Data extracted from a collection:
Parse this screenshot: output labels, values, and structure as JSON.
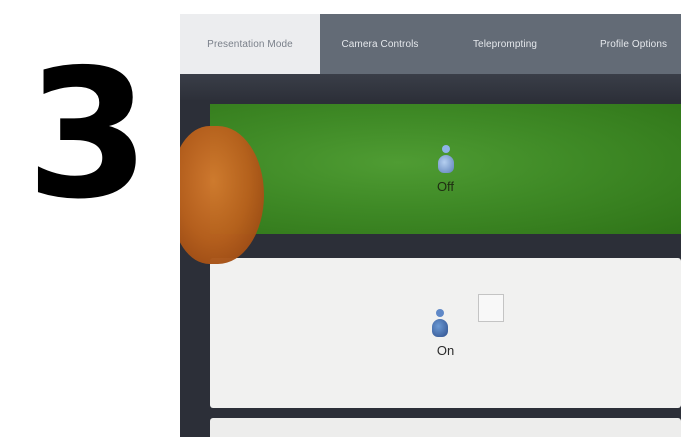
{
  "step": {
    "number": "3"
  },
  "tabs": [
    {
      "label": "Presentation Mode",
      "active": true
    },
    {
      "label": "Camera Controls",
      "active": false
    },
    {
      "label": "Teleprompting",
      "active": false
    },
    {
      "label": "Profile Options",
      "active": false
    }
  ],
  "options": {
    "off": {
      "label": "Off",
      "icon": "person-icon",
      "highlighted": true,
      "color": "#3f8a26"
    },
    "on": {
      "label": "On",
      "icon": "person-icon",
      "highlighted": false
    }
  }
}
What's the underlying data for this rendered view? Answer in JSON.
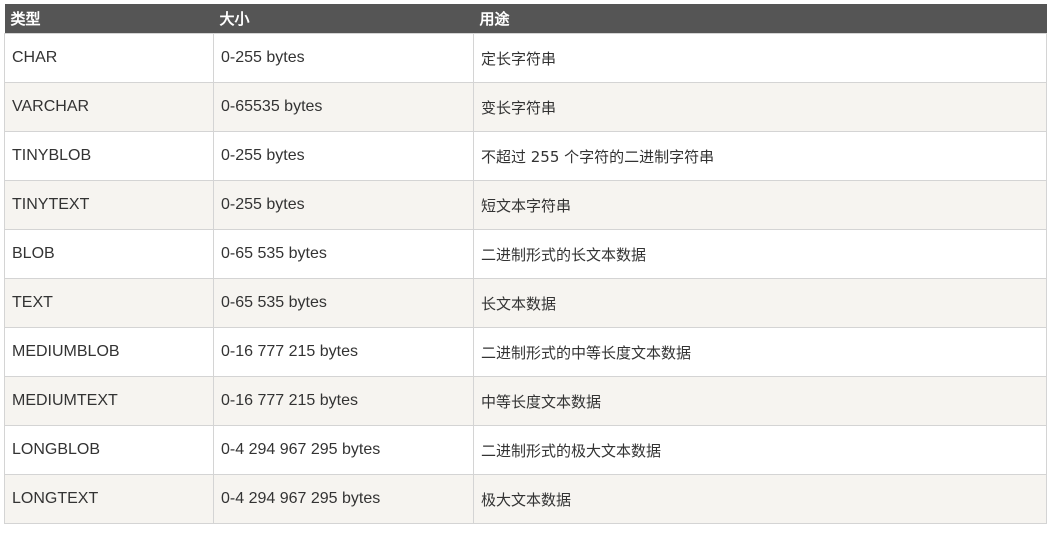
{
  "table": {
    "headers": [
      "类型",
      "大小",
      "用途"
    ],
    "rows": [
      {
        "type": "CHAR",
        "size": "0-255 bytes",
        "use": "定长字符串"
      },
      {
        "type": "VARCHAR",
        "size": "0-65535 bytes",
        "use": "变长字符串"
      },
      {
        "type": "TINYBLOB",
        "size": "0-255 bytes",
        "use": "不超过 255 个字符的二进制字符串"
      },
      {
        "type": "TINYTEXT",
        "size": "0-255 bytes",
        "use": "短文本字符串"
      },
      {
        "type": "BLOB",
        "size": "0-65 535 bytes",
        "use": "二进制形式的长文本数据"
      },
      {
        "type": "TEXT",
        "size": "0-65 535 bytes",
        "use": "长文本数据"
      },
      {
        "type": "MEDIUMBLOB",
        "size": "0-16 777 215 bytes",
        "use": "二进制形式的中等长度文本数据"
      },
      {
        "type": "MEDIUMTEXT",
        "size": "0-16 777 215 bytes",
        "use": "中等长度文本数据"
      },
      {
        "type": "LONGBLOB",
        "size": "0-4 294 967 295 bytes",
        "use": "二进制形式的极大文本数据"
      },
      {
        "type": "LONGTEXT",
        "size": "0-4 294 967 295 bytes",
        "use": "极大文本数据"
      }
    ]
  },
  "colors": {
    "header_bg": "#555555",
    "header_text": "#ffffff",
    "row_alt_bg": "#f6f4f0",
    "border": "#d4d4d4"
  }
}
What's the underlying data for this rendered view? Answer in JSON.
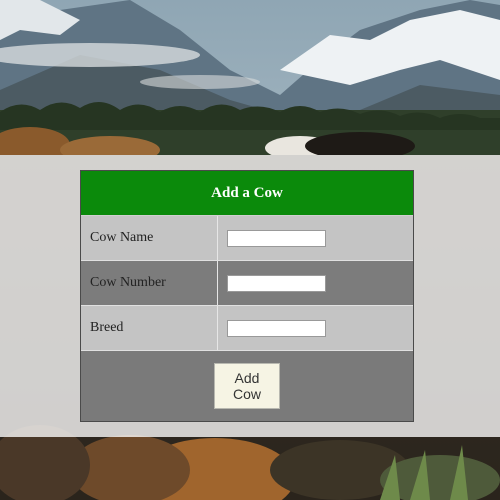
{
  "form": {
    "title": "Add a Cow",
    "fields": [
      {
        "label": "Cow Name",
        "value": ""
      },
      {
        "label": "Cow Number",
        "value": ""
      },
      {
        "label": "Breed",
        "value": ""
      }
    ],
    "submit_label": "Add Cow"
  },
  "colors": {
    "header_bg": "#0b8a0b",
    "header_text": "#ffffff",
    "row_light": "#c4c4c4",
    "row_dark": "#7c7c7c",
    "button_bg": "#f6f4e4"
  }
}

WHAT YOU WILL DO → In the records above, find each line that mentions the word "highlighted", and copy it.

OUTPUT OF THE EXERCISE →
      "highlighted": true,
      "highlighted": false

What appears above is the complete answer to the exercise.